** Opening Exercise data block **

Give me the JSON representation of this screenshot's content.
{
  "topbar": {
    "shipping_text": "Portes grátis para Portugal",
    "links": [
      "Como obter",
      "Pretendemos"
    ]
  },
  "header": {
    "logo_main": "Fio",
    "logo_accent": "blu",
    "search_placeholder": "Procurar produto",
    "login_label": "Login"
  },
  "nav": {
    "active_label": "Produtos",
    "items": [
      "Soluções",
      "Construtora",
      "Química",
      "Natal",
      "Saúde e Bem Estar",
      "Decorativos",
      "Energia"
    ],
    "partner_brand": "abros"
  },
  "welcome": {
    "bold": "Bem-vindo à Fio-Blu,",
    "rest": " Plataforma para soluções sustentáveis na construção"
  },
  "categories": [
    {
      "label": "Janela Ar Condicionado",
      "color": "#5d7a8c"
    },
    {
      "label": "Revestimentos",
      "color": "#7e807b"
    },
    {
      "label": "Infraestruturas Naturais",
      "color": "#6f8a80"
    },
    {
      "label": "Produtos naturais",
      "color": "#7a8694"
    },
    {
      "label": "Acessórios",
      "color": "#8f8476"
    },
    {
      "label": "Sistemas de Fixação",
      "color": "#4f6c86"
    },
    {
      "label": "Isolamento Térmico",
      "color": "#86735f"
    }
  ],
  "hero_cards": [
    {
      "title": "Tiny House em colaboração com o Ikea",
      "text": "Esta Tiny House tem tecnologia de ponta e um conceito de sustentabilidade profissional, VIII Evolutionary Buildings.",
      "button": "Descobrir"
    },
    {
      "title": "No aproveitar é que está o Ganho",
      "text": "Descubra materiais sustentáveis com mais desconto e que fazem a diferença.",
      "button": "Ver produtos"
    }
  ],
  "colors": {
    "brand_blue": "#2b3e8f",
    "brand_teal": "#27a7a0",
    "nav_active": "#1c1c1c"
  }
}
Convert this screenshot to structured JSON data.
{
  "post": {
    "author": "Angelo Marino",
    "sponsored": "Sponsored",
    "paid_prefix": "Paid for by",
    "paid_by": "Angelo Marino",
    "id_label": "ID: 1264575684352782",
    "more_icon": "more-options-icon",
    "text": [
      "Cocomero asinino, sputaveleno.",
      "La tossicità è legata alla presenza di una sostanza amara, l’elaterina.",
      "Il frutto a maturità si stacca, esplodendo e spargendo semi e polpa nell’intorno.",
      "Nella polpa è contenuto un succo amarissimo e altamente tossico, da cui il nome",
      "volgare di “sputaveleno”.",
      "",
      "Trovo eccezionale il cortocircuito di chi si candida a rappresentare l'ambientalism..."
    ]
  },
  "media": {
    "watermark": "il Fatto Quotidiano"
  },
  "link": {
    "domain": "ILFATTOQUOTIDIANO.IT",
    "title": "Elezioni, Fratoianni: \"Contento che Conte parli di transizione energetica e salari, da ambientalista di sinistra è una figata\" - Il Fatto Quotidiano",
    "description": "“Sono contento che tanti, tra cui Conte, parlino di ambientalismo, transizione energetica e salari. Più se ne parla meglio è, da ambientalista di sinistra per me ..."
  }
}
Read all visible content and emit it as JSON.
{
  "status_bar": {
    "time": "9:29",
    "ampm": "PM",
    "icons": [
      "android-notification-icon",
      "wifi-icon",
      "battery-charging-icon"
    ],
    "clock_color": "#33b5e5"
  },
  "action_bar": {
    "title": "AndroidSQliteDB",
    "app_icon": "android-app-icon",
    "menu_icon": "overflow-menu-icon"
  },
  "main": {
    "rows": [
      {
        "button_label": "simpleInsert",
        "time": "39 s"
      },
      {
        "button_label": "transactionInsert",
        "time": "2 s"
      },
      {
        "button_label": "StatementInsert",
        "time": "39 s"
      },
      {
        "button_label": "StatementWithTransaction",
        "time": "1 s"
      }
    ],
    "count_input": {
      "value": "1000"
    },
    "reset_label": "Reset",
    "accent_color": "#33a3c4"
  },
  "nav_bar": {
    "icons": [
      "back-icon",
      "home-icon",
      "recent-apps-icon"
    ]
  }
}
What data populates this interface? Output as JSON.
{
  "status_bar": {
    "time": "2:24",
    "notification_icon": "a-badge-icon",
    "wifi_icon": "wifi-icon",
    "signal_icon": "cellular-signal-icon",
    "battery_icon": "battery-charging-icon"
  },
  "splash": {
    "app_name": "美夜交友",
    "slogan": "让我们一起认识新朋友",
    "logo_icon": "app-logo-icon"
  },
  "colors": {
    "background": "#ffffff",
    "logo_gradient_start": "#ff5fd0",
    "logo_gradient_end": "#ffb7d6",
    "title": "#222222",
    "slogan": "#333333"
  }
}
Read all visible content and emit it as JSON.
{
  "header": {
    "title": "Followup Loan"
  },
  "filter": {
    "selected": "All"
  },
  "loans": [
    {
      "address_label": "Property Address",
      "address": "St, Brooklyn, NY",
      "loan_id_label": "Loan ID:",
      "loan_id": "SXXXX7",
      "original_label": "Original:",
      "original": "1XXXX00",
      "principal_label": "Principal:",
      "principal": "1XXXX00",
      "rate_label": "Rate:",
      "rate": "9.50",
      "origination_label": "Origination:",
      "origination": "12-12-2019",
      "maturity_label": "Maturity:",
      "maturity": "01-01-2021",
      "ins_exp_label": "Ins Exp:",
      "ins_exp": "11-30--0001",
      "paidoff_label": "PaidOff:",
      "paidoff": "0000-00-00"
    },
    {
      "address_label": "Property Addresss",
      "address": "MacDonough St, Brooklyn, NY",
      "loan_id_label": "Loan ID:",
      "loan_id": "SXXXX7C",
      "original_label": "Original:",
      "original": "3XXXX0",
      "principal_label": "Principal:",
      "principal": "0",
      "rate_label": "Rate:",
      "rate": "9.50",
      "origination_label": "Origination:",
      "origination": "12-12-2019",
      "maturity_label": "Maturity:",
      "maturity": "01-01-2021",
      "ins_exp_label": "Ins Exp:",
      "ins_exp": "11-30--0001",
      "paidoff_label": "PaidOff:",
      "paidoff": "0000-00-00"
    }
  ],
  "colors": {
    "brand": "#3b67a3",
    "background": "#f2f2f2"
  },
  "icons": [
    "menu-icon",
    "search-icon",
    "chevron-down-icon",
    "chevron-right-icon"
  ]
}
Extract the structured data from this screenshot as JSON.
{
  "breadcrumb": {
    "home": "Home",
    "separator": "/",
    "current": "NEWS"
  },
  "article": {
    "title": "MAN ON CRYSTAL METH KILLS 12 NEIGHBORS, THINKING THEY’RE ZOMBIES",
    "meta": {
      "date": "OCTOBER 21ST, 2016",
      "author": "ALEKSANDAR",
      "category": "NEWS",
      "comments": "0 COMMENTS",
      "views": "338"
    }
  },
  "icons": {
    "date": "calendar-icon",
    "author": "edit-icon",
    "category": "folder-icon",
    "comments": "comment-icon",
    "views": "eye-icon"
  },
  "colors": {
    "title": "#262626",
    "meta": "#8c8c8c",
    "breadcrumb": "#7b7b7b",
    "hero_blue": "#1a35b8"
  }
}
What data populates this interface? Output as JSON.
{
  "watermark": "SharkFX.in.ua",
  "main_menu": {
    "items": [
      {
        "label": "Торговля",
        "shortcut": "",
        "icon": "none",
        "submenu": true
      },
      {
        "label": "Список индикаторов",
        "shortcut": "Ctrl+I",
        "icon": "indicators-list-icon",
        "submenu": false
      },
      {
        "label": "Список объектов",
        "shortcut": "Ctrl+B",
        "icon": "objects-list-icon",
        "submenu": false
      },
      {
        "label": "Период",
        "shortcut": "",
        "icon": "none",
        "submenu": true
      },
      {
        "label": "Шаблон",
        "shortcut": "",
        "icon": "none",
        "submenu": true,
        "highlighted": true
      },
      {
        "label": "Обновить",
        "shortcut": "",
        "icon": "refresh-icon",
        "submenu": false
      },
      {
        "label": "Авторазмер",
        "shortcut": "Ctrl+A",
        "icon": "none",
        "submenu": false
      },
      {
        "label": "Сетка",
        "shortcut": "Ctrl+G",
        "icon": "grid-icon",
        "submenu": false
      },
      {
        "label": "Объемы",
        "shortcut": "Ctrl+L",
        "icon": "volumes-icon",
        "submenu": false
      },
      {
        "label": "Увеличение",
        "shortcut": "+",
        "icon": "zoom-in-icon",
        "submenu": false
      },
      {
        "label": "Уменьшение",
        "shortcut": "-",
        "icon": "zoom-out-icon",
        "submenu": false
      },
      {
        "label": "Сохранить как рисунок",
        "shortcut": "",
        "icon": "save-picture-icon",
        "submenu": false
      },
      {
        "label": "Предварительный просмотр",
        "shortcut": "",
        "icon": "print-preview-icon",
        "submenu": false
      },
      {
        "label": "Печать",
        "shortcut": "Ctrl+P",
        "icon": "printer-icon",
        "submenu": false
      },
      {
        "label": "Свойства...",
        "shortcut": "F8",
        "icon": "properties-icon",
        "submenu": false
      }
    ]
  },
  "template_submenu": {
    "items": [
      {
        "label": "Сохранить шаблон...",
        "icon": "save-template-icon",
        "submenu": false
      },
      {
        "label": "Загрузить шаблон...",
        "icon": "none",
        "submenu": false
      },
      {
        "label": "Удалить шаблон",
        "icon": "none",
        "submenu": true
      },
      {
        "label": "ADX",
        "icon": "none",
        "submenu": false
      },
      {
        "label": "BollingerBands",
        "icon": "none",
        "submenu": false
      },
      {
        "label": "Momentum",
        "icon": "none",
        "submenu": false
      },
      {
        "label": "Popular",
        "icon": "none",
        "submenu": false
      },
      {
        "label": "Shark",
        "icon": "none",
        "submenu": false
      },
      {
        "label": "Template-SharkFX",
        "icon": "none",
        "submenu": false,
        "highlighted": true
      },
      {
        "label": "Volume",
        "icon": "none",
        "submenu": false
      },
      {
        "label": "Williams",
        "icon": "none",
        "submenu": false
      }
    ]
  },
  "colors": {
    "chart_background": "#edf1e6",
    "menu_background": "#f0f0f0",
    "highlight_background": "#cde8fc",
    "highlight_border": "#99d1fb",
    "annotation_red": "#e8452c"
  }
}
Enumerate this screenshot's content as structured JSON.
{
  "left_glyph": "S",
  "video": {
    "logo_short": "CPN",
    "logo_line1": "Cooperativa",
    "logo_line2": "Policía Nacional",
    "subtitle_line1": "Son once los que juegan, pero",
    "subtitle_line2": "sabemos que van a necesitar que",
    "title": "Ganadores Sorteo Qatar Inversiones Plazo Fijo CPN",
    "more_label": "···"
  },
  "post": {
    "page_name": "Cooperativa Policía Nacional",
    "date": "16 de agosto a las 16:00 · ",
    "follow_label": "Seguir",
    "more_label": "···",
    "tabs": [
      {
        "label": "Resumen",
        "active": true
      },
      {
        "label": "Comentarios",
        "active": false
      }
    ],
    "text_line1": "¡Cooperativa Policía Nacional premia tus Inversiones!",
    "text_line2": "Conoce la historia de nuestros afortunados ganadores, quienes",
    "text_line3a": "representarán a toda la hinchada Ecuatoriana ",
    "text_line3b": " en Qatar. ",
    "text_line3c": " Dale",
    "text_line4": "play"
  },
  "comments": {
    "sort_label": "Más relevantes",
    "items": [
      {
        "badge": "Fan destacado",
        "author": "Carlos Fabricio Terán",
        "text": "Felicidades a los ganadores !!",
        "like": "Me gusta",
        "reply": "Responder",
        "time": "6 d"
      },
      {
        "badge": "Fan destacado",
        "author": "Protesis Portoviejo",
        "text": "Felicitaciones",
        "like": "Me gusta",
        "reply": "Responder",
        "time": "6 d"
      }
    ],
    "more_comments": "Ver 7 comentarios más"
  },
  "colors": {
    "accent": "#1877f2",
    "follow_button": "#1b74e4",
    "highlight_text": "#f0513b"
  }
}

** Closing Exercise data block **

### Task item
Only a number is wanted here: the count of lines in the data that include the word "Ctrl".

### Response area
6